WORK ORDER: Images in the data are to be skipped, while every line is restated exactly as written.

BEGIN DATA SECTION

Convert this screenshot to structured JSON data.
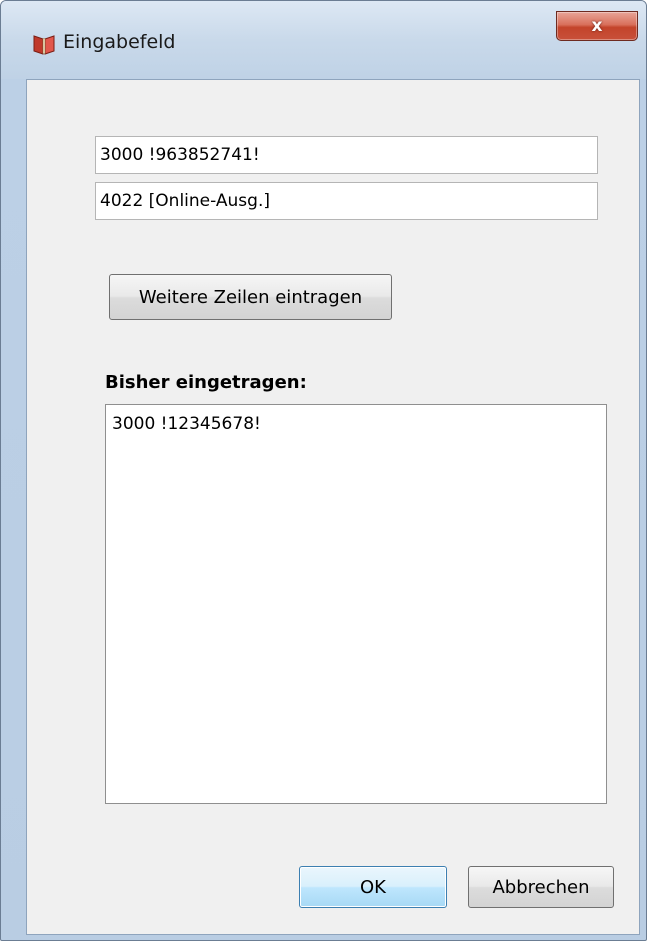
{
  "window": {
    "title": "Eingabefeld",
    "close_label": "x"
  },
  "fields": [
    {
      "value": "3000 !963852741!"
    },
    {
      "value": "4022 [Online-Ausg.]"
    }
  ],
  "buttons": {
    "more_label": "Weitere Zeilen eintragen",
    "ok_label": "OK",
    "cancel_label": "Abbrechen"
  },
  "history": {
    "heading": "Bisher eingetragen:",
    "lines": [
      "3000 !12345678!"
    ]
  },
  "colors": {
    "close_button": "#c8503a",
    "ok_accent": "#3c7fb1",
    "client_bg": "#f0f0f0"
  },
  "icons": {
    "app": "book-icon",
    "close": "close-icon"
  }
}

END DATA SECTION

PROBLEM SOLUTION:
Convert this screenshot to structured JSON data.
{
  "window": {
    "title": "Eingabefeld",
    "close_label": "x"
  },
  "fields": [
    {
      "value": "3000 !963852741!"
    },
    {
      "value": "4022 [Online-Ausg.]"
    }
  ],
  "buttons": {
    "more_label": "Weitere Zeilen eintragen",
    "ok_label": "OK",
    "cancel_label": "Abbrechen"
  },
  "history": {
    "heading": "Bisher eingetragen:",
    "lines": [
      "3000 !12345678!"
    ]
  },
  "colors": {
    "close_button": "#c8503a",
    "ok_accent": "#3c7fb1",
    "client_bg": "#f0f0f0"
  },
  "icons": {
    "app": "book-icon",
    "close": "close-icon"
  }
}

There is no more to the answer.